Work order:
Once you reach the line that contains "Parse this screenshot: output", retype it and each later line exactly as written, stopping only at the end of the listing.
--- START ---
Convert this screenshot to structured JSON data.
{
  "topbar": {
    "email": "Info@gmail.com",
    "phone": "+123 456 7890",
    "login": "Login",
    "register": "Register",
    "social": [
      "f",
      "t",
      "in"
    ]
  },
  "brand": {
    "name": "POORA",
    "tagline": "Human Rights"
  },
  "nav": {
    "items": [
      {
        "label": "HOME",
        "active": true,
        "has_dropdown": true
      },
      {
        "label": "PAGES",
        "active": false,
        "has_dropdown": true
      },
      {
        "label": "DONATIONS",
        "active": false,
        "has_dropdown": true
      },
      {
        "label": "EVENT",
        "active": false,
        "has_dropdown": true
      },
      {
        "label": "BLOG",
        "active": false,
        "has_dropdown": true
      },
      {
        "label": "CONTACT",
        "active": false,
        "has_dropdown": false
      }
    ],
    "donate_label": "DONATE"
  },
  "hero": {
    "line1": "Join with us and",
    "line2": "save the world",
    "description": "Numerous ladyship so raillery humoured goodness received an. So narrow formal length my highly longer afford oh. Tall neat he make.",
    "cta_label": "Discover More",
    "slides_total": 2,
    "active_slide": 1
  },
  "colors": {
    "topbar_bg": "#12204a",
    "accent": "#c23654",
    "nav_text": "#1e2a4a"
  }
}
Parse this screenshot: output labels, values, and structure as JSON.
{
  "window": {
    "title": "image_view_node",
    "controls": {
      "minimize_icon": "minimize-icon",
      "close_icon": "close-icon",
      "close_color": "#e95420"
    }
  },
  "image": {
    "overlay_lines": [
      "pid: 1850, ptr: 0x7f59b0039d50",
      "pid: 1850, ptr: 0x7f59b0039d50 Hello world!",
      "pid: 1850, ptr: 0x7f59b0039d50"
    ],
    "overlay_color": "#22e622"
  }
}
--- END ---
Response box:
Parse this screenshot: output labels, values, and structure as JSON.
{
  "window": {
    "title": "image_view_node",
    "controls": {
      "minimize_icon": "minimize-icon",
      "close_icon": "close-icon",
      "close_color": "#e95420"
    }
  },
  "image": {
    "overlay_lines": [
      "pid: 1850, ptr: 0x7f59b0039d50",
      "pid: 1850, ptr: 0x7f59b0039d50 Hello world!",
      "pid: 1850, ptr: 0x7f59b0039d50"
    ],
    "overlay_color": "#22e622"
  }
}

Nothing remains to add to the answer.